I entered the complex and started to explore with my video camera, in the record position! I overheard a conversation and decided to listen in.. “who invented the first telephone”? asked the tour guide. He quickly interrupted by telling us, it was the Incas!
We approached a small open aired corridor and he had a few people stare into squared crevices that were in the wall. I wasn’t sure what to think of it, until I heard the other women who had her face in another crevice say, “I can hear you”! Apparently the Inca’s invented the telephone, but our Western historians apparently didn’t get the message.
It’s one of many small happenings, that makes Machu Picchu so interesting.
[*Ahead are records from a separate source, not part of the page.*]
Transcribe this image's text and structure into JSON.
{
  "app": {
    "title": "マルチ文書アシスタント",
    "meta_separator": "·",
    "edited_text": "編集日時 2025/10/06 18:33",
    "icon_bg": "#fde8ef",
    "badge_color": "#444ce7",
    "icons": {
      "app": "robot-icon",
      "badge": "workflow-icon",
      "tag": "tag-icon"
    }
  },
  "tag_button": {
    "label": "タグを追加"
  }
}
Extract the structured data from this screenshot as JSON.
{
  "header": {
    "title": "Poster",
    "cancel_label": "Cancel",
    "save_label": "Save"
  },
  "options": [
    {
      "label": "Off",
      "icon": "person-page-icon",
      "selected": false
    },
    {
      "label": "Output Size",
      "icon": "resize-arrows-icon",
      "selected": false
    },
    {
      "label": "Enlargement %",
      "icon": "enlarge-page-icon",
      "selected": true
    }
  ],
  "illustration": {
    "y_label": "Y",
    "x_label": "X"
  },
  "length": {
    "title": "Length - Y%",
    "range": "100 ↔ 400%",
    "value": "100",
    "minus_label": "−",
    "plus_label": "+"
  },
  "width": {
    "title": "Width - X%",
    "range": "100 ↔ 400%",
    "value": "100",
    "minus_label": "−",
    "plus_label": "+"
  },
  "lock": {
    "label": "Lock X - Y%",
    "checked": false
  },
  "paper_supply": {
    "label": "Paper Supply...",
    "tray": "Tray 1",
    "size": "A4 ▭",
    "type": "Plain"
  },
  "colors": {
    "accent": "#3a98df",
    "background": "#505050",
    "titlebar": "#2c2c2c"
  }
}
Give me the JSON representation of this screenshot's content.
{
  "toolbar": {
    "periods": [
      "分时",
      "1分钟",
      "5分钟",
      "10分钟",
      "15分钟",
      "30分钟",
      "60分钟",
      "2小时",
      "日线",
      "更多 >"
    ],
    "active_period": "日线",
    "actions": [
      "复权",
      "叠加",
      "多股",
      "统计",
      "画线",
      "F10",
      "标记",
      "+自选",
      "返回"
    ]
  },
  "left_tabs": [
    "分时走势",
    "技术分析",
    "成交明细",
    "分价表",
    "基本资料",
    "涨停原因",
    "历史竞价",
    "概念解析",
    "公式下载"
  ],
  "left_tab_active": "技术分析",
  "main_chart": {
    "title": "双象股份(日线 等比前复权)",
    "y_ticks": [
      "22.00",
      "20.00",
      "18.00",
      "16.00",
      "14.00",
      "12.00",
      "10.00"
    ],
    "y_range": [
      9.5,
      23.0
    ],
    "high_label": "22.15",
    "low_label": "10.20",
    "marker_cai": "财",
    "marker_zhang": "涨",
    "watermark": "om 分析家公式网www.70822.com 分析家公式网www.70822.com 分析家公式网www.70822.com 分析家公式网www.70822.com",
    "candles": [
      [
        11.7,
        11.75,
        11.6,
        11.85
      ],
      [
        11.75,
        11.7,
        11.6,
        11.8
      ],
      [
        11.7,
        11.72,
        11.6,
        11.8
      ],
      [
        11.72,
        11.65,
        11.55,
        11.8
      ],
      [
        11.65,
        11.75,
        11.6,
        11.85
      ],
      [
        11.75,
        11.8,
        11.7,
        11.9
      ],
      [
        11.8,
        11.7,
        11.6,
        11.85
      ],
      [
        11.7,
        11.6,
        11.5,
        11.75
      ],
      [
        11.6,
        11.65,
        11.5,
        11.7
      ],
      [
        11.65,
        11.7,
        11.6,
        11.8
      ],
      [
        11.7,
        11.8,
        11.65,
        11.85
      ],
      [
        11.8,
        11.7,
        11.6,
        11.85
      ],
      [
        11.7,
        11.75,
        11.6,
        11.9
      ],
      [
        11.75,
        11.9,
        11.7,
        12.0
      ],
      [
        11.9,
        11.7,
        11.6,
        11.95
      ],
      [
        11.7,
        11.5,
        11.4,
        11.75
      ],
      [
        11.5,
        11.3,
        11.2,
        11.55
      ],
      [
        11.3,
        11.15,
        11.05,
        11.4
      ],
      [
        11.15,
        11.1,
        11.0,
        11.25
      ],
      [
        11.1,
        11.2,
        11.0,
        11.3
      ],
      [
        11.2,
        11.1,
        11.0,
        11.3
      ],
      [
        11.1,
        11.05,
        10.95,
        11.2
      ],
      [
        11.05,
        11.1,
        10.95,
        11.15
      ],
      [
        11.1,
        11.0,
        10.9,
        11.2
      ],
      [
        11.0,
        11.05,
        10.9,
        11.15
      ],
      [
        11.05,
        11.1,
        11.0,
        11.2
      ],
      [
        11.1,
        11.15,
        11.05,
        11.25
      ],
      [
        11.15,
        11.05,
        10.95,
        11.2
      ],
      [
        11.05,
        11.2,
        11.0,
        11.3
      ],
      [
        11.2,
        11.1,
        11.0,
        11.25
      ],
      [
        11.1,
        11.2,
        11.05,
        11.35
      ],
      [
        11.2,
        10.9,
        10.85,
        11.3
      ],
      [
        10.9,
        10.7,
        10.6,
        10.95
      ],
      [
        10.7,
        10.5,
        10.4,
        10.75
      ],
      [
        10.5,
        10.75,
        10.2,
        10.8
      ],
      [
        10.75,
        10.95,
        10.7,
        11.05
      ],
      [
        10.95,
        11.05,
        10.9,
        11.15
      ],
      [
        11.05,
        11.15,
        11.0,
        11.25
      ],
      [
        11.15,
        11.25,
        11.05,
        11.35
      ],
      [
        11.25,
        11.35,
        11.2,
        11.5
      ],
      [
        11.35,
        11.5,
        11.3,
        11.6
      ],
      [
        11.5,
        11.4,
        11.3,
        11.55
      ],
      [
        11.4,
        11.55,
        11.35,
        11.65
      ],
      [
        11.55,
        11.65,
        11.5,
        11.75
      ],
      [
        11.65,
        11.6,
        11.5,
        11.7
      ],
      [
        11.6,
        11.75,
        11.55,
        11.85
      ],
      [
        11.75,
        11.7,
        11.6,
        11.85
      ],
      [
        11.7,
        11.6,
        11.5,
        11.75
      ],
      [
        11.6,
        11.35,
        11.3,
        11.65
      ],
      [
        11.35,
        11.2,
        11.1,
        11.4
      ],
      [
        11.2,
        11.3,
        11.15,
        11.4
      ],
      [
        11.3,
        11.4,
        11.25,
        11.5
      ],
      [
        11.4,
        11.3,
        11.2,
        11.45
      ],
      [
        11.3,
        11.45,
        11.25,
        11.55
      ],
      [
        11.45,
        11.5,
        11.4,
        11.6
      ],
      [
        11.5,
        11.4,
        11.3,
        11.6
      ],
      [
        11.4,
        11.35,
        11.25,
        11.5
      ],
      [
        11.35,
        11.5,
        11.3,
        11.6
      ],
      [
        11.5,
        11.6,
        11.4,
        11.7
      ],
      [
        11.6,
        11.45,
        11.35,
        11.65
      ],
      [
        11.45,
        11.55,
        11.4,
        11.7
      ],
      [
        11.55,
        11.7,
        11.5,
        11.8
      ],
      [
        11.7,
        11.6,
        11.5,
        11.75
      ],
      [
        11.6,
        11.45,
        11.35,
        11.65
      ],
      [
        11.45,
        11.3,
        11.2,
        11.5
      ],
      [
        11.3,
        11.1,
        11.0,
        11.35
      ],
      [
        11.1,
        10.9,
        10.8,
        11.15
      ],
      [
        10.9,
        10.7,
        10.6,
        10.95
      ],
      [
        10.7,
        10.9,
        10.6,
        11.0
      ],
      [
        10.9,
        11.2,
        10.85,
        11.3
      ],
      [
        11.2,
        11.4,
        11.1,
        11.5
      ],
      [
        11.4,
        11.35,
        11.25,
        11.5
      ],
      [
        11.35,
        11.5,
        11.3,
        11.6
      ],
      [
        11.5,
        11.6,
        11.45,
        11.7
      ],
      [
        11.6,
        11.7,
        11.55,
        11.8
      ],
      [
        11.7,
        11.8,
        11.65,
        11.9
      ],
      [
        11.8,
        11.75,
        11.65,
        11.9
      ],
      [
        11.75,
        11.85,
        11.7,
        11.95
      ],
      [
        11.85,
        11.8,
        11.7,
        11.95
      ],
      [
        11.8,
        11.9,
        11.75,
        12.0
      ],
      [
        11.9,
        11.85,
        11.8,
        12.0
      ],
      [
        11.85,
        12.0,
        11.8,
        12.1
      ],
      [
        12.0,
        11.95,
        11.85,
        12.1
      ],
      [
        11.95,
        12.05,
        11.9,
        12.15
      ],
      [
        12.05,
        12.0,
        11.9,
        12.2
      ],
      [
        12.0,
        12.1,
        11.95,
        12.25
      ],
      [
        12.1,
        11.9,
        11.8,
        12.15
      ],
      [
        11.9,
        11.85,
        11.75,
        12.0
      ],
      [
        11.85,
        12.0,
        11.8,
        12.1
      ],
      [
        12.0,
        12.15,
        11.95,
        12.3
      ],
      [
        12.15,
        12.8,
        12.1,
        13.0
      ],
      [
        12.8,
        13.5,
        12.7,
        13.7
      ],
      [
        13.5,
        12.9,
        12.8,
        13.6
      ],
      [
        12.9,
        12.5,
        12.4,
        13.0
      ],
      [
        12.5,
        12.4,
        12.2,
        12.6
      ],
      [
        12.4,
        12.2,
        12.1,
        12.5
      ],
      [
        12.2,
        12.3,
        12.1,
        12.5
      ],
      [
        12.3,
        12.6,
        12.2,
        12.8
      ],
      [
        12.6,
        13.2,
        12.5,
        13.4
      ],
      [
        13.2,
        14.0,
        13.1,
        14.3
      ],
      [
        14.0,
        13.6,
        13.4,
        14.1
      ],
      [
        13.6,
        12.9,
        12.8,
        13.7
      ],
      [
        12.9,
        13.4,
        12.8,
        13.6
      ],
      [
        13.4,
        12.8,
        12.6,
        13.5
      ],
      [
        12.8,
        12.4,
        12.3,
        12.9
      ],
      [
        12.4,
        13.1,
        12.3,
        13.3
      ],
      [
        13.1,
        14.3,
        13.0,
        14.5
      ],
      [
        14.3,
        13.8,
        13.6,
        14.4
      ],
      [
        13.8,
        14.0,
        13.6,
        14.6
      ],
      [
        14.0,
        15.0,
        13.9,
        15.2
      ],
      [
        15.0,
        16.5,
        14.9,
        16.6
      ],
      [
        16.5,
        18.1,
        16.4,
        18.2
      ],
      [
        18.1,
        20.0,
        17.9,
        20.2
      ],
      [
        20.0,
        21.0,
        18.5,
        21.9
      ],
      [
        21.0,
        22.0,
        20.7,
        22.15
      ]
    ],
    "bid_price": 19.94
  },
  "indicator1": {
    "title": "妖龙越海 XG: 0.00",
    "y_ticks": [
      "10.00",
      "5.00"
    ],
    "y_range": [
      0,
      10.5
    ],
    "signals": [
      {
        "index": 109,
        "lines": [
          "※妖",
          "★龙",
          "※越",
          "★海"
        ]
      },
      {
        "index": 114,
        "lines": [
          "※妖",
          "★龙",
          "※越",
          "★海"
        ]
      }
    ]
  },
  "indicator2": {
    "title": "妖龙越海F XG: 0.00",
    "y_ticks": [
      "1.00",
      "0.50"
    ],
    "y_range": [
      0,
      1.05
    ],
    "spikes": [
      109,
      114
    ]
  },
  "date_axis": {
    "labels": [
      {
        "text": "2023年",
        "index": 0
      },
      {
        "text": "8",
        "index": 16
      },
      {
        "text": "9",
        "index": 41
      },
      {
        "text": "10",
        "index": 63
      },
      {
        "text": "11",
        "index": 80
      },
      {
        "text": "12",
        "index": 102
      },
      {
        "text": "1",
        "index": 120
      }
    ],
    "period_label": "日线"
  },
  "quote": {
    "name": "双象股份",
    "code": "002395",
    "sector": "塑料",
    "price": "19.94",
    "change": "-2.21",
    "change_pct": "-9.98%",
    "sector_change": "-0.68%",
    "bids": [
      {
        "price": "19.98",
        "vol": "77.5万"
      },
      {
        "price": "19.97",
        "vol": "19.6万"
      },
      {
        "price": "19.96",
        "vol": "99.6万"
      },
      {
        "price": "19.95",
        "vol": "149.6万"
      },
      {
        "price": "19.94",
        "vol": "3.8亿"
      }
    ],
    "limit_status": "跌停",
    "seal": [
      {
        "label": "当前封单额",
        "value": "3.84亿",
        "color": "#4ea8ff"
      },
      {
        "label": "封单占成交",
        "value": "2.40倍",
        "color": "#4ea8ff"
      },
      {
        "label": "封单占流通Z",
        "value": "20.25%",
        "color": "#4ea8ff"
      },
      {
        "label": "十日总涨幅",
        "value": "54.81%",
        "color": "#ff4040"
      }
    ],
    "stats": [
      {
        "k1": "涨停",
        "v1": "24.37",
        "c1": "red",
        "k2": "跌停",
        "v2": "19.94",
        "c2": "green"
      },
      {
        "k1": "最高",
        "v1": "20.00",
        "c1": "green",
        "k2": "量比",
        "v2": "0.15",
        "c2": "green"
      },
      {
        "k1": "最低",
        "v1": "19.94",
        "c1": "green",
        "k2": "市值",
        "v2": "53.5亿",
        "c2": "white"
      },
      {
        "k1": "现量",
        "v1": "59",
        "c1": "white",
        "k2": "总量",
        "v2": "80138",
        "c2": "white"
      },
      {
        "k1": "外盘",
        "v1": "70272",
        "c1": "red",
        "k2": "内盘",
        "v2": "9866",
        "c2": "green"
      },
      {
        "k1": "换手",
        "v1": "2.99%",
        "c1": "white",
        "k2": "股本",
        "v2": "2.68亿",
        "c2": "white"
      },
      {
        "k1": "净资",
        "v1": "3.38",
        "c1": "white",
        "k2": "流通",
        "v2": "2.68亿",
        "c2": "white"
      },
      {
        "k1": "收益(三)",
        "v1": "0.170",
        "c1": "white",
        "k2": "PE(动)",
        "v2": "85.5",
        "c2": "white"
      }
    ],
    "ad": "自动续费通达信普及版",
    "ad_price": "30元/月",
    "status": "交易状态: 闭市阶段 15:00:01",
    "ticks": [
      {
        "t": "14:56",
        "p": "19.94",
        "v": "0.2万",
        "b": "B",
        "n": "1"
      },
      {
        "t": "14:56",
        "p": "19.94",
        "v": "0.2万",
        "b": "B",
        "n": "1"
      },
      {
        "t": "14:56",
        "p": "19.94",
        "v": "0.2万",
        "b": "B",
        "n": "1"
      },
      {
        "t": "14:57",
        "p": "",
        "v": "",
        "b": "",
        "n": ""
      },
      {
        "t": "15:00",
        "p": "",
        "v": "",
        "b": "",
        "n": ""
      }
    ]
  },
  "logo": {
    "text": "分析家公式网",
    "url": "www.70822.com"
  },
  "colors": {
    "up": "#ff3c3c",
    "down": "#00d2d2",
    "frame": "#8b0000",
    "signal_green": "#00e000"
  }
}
One of the cool things that I was able to see was the llamas grazing in the field, right in the middle of the complex. Like seeing Machu Picchu by itself wasn’t enough right? I was able to get some excellent shots of a baby alpaca, following behind its mother.
Machu Picchu is one of the most fascinating places that I have been to in South America. The only other times I have been left as deeply in thought, was at the Perito Moreno Glacier in Argentina, the sea turtles in French Guyana, the 2nd Jerusalem in Ethiopia, and when I was walking cheetahs in Zambia. I don’t want to give you a full list of all the cool things that I have done, but the point is:
Machu Picchu is beyond unbelievable.
Now that Peru has shared its marred past with me, it is now time to get to know Peru on a more personal level. I am even considering some overseas investing opportunities there. Travelers should make sure to spend some time in Lima, as prices keep rising. However, it is still a very affordable destination.